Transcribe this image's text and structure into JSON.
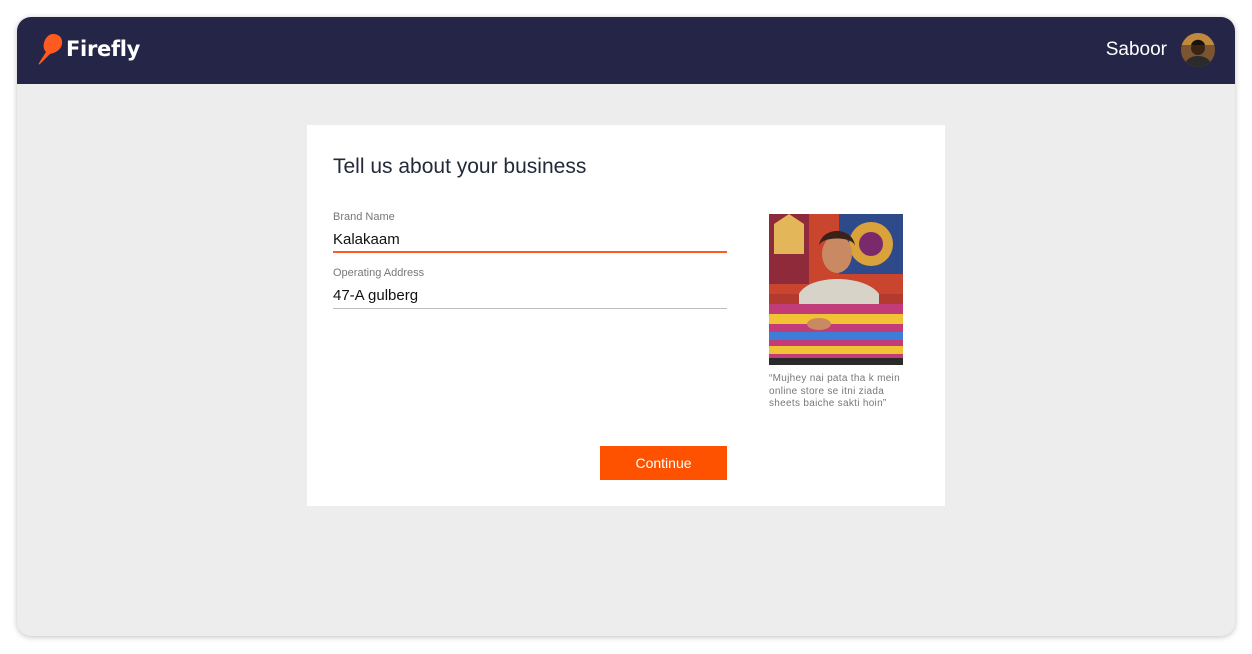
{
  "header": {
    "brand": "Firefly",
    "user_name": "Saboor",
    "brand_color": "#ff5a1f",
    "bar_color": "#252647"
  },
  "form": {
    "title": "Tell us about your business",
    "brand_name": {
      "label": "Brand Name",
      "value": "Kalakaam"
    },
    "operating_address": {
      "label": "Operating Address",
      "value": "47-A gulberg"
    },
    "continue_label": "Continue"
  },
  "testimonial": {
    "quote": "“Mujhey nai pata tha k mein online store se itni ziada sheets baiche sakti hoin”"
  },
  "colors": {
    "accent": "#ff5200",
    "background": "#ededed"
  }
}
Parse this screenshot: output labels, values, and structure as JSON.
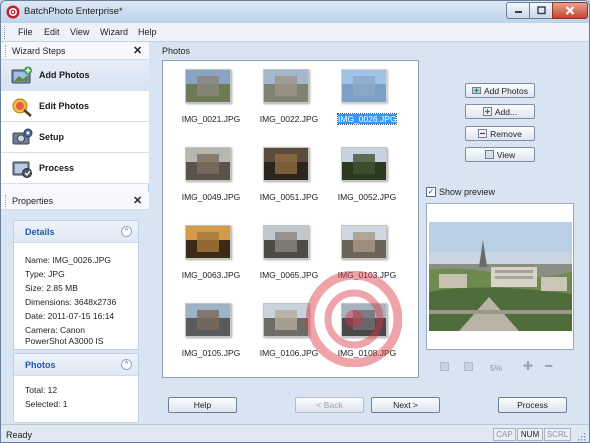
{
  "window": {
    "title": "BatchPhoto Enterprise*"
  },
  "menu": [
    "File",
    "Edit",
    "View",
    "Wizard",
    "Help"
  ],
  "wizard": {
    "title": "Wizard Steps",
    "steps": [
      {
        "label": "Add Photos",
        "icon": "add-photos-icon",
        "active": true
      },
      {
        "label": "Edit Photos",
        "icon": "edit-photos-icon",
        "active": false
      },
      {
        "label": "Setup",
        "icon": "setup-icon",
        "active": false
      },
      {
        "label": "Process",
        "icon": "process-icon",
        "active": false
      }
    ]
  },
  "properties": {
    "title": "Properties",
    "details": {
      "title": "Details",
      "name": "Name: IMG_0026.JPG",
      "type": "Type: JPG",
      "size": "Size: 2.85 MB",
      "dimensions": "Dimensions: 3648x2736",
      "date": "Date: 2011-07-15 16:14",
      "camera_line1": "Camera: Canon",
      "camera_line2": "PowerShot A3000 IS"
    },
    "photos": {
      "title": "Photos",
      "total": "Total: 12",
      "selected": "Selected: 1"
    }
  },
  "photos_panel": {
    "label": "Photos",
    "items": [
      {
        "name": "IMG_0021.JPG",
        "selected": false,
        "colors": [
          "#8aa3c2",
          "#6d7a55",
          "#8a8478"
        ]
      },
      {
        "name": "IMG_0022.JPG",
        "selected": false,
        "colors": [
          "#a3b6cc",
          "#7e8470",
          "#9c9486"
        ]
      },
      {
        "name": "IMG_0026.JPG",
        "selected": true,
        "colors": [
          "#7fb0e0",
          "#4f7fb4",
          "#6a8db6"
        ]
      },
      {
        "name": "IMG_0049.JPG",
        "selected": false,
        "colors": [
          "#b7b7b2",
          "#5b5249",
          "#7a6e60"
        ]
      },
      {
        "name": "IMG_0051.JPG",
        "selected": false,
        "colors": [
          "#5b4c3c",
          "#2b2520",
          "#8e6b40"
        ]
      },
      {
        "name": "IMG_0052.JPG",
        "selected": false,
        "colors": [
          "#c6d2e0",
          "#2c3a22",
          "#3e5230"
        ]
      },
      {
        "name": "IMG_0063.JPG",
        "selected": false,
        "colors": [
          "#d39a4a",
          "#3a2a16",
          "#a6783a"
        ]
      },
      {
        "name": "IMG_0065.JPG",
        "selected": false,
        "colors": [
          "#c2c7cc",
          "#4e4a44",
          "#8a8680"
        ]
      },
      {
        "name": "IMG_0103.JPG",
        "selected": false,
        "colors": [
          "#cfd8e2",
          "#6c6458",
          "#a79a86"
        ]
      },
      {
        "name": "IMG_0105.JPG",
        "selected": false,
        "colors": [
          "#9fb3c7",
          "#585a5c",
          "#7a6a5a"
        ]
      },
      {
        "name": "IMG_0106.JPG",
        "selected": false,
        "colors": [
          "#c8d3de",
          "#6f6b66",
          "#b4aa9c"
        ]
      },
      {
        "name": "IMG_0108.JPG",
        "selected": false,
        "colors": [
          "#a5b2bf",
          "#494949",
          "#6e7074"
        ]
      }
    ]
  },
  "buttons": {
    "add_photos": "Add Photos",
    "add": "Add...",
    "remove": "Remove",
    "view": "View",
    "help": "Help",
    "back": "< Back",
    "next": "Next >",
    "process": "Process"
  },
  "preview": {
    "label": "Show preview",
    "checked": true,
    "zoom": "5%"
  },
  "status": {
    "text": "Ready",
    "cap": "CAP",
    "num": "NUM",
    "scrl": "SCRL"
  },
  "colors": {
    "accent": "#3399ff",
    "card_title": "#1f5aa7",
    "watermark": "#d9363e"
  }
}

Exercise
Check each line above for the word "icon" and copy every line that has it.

Your solution
        "icon": "add-photos-icon",
        "icon": "edit-photos-icon",
        "icon": "setup-icon",
        "icon": "process-icon",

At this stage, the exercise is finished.